So I might not be giving a shit and doing it for fun but I'm still looking into it at work.
After a couple of days of experiments and quite a bit of hacking i've taken most of the libraries I have and re-combined them into a set of modules. Ostensibly the modules are grouped by functionality but I also moved a few bits and pieces around for dependency reasons.
One handy thing is the module-info (along with netbeans) lets you quickly determine dependencies between modules, so for example when I wanted to remove java.desktop and javafx from a library I could easily find the usages. It has made the library slightly more difficult to use because i've moved some methods to static functions (and these functions are used a lot in my prototype code so there's a lot of no-benefit fixing to be done to port it) but it seems like a reasonable compromise for the first cut.
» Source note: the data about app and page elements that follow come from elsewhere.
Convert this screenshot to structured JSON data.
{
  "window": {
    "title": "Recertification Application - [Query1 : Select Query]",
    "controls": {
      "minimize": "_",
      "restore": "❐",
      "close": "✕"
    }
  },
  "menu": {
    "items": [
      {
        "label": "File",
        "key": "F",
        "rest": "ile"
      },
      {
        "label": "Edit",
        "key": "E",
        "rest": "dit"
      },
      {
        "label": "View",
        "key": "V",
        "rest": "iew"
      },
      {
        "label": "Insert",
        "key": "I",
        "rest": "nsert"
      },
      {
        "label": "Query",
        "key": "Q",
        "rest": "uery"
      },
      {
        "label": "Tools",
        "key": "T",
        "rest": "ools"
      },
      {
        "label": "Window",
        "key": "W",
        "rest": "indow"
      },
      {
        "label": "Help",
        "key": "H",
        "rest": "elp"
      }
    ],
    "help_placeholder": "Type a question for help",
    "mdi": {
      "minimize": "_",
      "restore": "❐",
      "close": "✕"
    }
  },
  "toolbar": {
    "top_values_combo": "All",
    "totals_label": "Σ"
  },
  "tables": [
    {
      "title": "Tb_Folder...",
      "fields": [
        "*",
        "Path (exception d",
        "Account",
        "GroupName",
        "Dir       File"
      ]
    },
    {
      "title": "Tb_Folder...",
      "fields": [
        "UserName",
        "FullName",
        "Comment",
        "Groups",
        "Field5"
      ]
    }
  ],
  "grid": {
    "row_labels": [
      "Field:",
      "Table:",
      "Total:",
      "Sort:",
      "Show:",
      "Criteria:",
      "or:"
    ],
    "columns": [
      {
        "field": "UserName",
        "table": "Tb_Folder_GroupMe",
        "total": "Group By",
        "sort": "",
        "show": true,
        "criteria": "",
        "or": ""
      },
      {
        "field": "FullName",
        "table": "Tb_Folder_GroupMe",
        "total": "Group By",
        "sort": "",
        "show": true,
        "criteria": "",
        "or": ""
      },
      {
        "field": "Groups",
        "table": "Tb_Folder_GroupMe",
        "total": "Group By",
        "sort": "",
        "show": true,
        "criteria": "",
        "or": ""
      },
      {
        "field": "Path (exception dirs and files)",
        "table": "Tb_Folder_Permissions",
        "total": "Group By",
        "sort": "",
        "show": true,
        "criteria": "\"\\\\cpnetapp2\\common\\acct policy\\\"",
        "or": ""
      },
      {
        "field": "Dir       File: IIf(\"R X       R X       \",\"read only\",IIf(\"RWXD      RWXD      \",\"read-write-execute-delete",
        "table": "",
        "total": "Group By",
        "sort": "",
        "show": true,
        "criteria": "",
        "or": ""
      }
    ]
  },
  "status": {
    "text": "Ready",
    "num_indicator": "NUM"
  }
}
There may be other approaches using interfaces or subclasses too, although I tend to think that falls into over-engineering.
One of the biggest benefits is the service provider mechanism that enables pluggability by just including modules the path. It's something I should've looked into earlier rather than the messy ad-hoc stuff i've been doing but I guess things get done eventually.
I've probably not done a good job with it yet either but it's a start and easy to modify. There should be a couple of other places I can take advantage of it as well.
I'm also mid-way through cleaning out a lot of stuff - cut and paste, newer-better implementations, or just experiments that take too much code and are rarely used.
I had a lot of stream processing experiements which just ended up being over-engineered. For example I tried experimenting with using streams and a Collector to calculate more than just min/sum/max, instead calculating multi-dimensional statistics (i.e. all at once) on multi-dimensional data (e.g. image channels). So I came up with a set of classes (1 to 4 dimensions), collector factories, and so on - it's hundreds of lines of code (and a lot of bytecode) and I think I only use it in one or two places in non-performance critical code. So it's going in the bin and if i do decide to replace it I think I can get by with at most a single class and a few factory methods.
Whilst looking for some info on netbeans+cvs I tried finding my own posts, and it seems this whole site has effectively vanished from the internet. Well with a specific search you can still find blog posts on google, but not using the date-ranges (maybe the date headers are wrong here). All you can find on duckduckgo is the site root page.
So if you're reading this, congratulations on not being a spider bot!